The mechanistic target of rapamycin (mTOR) exists in two complexes that regulate diverse cellular processes. mTOR complex 1 (mTORC1), the canonical target of rapamycin, has been well studied, whereas the physiological role of mTORC2 remains relatively uncharacterized. In mice in which the mTORC2 component Rictor is deleted in liver [Rictor-knockout (RKO) mice], we used genomic and phosphoproteomic analyses to characterize the role of hepatic mTORC2 in vivo. Overnight food withdrawal followed by refeeding was used to activate mTOR signaling. Rapamycin was administered before refeeding to specify mTORC2-mediated events. Hepatic mTORC2 regulated a complex gene expression and post-translational network that affects intermediary metabolism, ribosomal biogenesis, and proteasomal biogenesis. Nearly all changes in genes related to intermediary metabolic regulation were replicated in cultured fetal hepatocytes, indicating a cell-autonomous effect of mTORC2 signaling. Phosphoproteomic profiling identified mTORC2-related signaling to 144 proteins, among which were metabolic enzymes and regulators. A reduction of p38 MAPK signaling in the RKO mice represents a link between our phosphoproteomic and gene expression results. We conclude that hepatic mTORC2 exerts a broad spectrum of biological effects under physiological conditions. Our findings provide a context for the development of targeted therapies to modulate mTORC2 signaling.

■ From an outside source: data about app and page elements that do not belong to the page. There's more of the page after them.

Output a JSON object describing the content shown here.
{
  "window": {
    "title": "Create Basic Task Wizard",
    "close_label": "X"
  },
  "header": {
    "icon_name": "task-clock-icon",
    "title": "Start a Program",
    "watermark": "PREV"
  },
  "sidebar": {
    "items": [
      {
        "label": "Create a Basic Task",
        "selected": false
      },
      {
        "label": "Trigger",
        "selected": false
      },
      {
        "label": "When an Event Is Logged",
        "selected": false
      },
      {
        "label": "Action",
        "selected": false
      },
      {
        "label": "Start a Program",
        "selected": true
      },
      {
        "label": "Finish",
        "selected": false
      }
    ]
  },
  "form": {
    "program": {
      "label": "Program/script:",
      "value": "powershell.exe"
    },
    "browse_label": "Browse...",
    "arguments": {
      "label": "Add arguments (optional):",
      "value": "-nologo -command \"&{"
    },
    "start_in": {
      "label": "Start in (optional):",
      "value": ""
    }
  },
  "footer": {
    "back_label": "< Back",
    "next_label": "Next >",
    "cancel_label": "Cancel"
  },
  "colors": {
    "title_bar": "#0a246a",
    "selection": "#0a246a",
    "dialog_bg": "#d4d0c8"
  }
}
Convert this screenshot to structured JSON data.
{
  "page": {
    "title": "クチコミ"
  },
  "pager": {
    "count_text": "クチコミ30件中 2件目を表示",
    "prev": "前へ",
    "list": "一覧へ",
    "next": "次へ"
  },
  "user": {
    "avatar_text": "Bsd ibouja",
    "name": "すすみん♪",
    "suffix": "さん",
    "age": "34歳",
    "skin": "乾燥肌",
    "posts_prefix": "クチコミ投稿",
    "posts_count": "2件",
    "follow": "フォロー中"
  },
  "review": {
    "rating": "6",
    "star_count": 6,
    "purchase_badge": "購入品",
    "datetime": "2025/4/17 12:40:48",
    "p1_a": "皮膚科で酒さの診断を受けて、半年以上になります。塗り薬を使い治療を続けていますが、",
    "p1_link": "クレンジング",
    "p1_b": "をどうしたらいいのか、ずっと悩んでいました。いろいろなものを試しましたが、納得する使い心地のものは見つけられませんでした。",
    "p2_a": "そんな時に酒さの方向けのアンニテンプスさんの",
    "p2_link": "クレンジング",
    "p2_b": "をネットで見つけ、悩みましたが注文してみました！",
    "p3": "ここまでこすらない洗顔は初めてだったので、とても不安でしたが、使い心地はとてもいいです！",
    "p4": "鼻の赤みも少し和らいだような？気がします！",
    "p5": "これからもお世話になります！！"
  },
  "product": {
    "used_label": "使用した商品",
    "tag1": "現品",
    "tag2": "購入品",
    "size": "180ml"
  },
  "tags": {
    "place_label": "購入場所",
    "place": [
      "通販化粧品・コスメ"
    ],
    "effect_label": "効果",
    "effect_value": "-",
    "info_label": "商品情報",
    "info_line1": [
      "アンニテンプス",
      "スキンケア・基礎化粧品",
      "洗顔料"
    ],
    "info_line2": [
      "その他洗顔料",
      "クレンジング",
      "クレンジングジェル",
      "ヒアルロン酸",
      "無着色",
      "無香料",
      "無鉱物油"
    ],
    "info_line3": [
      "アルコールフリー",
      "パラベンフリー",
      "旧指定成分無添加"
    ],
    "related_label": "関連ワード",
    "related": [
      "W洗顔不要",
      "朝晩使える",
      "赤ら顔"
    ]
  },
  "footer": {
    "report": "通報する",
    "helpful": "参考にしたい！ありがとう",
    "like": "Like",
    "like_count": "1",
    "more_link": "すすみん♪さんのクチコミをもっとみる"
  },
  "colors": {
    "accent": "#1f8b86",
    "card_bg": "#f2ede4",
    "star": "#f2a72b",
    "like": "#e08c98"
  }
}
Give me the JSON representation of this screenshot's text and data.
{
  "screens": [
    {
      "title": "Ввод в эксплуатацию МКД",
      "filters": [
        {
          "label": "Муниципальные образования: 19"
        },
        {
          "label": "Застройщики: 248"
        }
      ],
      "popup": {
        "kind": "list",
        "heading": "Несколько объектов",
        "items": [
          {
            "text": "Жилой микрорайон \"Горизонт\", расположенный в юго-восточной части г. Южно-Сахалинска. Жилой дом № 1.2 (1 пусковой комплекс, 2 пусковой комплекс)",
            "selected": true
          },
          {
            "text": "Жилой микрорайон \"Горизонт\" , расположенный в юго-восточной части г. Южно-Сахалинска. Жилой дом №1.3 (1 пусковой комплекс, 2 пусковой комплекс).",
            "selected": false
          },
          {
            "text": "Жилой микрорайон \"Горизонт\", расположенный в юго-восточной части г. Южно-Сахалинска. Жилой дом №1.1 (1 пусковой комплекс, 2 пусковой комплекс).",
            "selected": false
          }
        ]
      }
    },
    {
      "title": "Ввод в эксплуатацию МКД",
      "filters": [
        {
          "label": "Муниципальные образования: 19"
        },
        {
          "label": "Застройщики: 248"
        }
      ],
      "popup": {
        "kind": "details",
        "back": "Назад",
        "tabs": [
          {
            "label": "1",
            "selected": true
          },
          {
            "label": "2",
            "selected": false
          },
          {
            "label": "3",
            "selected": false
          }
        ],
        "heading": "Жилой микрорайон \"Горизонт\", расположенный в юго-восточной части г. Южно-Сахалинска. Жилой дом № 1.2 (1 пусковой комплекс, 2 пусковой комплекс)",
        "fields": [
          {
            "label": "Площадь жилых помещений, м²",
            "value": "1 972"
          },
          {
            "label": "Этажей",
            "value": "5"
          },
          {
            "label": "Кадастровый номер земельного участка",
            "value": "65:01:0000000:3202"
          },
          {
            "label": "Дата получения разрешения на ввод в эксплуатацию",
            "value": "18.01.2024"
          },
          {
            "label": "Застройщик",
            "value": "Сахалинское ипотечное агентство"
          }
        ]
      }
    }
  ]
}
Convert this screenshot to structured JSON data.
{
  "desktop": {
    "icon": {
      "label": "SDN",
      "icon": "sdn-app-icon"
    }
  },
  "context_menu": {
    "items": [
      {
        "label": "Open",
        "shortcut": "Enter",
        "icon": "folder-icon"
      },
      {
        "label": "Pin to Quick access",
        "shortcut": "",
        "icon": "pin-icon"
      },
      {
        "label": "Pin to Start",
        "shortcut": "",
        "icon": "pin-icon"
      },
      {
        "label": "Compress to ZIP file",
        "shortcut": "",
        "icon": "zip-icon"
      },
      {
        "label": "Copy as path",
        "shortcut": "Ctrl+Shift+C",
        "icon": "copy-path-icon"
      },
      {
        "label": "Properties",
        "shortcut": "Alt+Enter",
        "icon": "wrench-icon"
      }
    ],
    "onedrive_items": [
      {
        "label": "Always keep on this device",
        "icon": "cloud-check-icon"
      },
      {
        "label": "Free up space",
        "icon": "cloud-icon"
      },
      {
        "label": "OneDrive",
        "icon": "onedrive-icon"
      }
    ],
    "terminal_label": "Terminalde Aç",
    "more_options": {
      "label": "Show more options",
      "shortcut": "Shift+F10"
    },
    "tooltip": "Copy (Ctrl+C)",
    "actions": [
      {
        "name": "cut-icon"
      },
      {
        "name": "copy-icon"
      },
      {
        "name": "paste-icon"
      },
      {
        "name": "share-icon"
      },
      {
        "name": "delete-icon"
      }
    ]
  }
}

Keywords: gene expression; liver; metabolism; proteomics; signal transduction.